▶ **Records**
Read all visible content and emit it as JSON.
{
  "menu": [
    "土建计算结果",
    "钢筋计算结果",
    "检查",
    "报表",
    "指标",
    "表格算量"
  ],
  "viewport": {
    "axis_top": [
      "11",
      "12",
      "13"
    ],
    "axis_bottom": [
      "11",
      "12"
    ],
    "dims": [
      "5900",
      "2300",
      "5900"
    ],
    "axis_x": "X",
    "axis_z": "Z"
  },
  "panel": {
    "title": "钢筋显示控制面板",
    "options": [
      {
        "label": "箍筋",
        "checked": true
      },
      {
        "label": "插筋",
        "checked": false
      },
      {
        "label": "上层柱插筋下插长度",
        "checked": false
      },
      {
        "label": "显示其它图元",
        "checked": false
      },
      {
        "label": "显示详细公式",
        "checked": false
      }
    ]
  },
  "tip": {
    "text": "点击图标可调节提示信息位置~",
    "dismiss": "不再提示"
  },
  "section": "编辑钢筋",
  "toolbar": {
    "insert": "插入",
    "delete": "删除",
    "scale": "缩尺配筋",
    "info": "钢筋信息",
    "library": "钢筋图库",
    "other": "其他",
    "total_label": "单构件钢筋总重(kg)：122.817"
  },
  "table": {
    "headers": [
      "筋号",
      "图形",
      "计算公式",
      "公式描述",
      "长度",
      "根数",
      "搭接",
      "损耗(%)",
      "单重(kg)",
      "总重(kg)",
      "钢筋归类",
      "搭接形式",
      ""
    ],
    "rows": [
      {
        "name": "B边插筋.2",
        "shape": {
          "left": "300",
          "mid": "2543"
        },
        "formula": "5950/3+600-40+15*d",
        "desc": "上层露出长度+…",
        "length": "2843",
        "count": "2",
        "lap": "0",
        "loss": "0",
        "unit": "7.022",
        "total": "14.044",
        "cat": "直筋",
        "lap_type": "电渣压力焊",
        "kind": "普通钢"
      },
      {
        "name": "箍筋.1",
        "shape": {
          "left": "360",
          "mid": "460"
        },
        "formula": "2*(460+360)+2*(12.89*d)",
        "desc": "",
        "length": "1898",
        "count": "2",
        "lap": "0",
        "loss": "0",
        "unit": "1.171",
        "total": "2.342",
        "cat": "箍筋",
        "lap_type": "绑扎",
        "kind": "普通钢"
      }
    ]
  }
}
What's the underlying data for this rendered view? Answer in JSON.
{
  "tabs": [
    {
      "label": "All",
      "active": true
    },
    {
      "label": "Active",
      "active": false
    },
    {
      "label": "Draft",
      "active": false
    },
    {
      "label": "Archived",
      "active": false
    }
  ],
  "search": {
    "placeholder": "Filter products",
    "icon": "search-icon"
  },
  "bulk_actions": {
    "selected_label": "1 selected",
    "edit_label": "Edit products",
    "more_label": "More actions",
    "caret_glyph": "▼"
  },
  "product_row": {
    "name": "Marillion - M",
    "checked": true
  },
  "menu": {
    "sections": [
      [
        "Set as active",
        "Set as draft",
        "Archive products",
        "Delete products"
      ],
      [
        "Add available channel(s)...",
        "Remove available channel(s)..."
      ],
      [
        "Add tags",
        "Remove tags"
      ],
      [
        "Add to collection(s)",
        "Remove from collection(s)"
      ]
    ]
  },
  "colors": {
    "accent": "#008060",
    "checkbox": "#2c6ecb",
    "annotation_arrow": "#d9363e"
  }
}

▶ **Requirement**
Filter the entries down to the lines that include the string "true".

▶ **Task output**
        "checked": true
      "active": true
    "checked": true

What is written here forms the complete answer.